“The greatest single cause of atheism in the world today is Christians who acknowledge Jesus with their lips and walk out the door and deny Him by their lifestyle. That is what an unbelieving world simply finds unbelievable.”
Brennan Manning passed away yesterday. He was a voice for scandalous grace throughout his life and a witness to the work grace can do for each of us. He was a ragamuffin and he taught me to be one too.
He was captured by grace that transforms and by grace that does not let us off the hook. Last year I sat on a sun lounger in Cyprus and read All is Grace. It only took me a few hours and tears strained for release. Brennan Manning knew he was beat-up, burdened, weak-kneed. He knew he was bent and bruised. He knew he was in need of grace.

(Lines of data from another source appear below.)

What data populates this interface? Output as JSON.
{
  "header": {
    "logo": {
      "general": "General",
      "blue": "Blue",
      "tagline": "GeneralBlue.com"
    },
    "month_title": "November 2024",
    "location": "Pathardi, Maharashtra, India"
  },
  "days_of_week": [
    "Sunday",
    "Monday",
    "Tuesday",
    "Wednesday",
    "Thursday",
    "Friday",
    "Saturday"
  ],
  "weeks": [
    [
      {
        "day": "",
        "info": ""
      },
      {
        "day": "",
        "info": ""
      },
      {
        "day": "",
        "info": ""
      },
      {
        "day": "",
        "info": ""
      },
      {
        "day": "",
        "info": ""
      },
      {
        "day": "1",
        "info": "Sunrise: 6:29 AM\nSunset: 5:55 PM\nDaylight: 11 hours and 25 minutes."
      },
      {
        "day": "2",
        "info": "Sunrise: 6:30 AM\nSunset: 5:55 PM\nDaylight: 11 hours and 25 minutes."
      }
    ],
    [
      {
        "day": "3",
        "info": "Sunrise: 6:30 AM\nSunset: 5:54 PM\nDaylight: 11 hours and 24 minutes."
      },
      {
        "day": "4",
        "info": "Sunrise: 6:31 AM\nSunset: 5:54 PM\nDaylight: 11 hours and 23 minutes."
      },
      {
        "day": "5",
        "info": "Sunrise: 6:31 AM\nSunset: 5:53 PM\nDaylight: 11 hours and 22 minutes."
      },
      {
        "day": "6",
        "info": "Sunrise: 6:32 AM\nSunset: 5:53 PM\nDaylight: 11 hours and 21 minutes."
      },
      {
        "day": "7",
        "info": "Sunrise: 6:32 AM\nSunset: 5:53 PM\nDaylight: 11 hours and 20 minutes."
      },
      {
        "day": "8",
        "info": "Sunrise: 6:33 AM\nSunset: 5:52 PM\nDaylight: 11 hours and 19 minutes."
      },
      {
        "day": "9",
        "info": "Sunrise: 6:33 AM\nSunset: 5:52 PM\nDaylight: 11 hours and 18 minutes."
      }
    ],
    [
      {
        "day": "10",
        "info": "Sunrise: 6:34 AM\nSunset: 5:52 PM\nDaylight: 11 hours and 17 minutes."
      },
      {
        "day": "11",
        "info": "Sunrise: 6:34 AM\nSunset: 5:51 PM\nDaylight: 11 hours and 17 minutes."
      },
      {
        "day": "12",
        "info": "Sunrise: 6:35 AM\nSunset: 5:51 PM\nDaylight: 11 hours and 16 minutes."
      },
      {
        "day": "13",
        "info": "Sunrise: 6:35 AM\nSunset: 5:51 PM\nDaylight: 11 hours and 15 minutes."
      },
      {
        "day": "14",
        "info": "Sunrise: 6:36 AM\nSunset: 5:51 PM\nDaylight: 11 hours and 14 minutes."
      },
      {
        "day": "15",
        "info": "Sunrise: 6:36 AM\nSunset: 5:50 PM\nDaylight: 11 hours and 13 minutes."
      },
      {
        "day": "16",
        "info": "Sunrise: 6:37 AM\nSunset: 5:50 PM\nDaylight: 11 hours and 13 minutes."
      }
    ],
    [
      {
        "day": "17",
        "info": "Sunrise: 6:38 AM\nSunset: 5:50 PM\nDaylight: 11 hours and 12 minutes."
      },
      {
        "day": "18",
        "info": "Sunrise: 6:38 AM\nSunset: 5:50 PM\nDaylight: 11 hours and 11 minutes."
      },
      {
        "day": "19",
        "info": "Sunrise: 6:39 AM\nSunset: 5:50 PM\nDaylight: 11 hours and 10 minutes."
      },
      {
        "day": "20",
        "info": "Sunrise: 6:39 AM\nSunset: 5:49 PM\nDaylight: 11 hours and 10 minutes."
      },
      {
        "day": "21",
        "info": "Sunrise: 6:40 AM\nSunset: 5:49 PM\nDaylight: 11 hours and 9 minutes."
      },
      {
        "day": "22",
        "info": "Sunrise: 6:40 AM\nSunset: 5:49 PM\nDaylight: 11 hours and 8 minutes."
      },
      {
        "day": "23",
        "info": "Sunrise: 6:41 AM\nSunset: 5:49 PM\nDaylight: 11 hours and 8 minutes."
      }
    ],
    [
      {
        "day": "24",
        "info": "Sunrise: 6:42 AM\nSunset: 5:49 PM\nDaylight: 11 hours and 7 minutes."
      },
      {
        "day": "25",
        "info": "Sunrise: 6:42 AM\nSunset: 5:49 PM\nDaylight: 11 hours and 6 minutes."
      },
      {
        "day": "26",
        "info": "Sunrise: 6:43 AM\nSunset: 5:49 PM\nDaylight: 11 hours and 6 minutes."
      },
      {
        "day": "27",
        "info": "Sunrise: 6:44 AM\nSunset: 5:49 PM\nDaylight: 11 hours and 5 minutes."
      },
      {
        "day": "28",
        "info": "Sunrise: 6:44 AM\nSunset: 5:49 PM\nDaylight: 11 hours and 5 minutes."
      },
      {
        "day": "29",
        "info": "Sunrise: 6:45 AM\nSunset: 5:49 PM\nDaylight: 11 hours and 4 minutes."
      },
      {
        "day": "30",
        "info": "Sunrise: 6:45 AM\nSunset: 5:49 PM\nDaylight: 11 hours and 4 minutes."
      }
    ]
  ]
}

Manning wrote words in prose of a quality rarely equalled. He wrote words that challenged and comforted. He wrote words that made me cry.
He wrote All is Grace as his health began to fade. It reads as a confession as something he felt needed to be said. And he said that grace isn’t just a one time remedy. Brennan was known as a one time priest, one time alcoholic who had left both behind to get married and preach God’s grace.

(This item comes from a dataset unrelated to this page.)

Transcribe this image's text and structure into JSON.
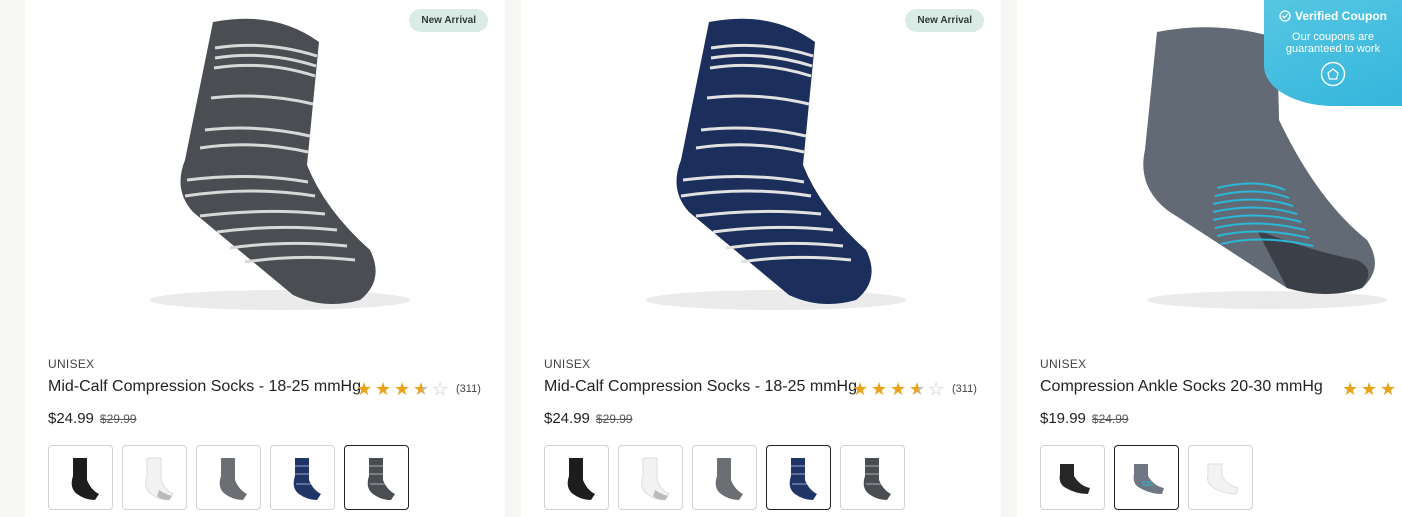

But the grace that comes to the ragamuffin prepared to limp and stumble to the cross is not a simple one time only fix all. Before God we can stand as victors but the battle goes on. Brennan Manning continued to be an alcoholic.
Sometimes the questions why came with sincerity, sometimes as a Pharisaical grenade, he wrote in All is Grace. And he said his response shifted between the words of 1990 with verbose theological explanation to the words of the past few years: “These things happen.”

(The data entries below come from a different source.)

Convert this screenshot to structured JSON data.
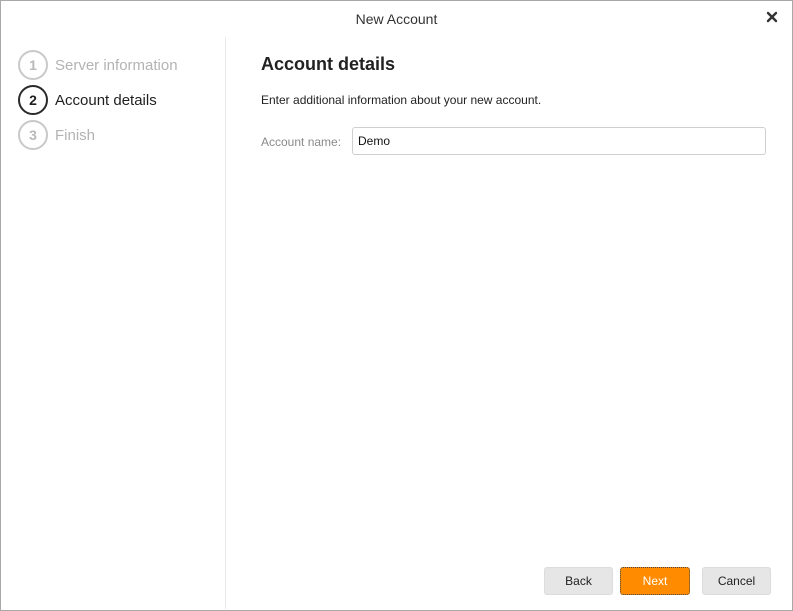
{
  "window": {
    "title": "New Account",
    "close_icon": "close-icon"
  },
  "steps": [
    {
      "number": "1",
      "label": "Server information",
      "state": "done"
    },
    {
      "number": "2",
      "label": "Account details",
      "state": "active"
    },
    {
      "number": "3",
      "label": "Finish",
      "state": "pending"
    }
  ],
  "content": {
    "heading": "Account details",
    "description": "Enter additional information about your new account.",
    "account_name_label": "Account name:",
    "account_name_value": "Demo"
  },
  "buttons": {
    "back": "Back",
    "next": "Next",
    "cancel": "Cancel"
  },
  "colors": {
    "accent": "#ff8c00",
    "active_step": "#1f1f1f",
    "inactive_step": "#b3b3b3"
  }
}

They do. They happen to you and they happen to me. Things happen to us and we do things. It is why the scandal of God’s grace is that it is there for us each and every time. Why it helps us to our feet when we hit the ground. Why it lifts its arms around us. Why it holds us tight and why it lets us go.
Why grace is enough.
Why in the end, all is grace.
Today Brennan Manning stands in the freedom of God’s everlasting grace. Let us be thankful for the life that he led and the message he lived.
‘A Word Before’ from The Ragamuffin Gospel
The Ragamuffin Gospel was written with a specific reading audience in mind.
This book is not for the super-spiritual.
It is not for muscular Christians who have made John Wayne and not Jesus their hero.
It is not for academicians who would imprison Jesus in the ivory tower of exegesis.
It is not for noisy, feel-good folks who manipulate Christianity into a naked appeal to emotion.
It is not for hooded mystics who want magic in their religion.
It is not for Alleluia Christians who live only on the maountaintop and have never visited the valley of desolation.
It is not for the fearless and tearless.
It is not for re-hot zealots who boast with the rich young ruler of the gospels: “All these commandments I have kept from my youth.”
It is not for the complacent, hoisting over their shoulder a tote-bag of honours,, diplomas, and good works actually believing they have it made.
It is not for legalists who would rather surrender control of their soulds to rules than run the risk of living in union with Jesus.
If anyone is still reading along, The Ragamuffin Gospel was written for the bedraggled, beat-up, and burnt-out.
It is for the sorely burdened who are still shifting the heavy suitcase from one hand to the other.
It is for the wobbly and weak-kneed who know they don’t have it altogether and are too proud to accept the handout of amazing grace.
It is for the inconsistent, unsteady disciples whose cheese is falling off their cracker.
It is for poor, weak sinful men and women with hereditary faults and limited talents.
It is for earthen vessels who shuffle along on feet of clay.
It is for the bent and the bruised who feel that their lives are a grave disappointment to God.
It is for smart people who know they are stupid and honest disciples who admit they are scalawags.
The Ragamuffin Gospel is a book I wrote for myself and anyone who has grown weary and discouraged along the Way.
Brennan Manning, 1934-2013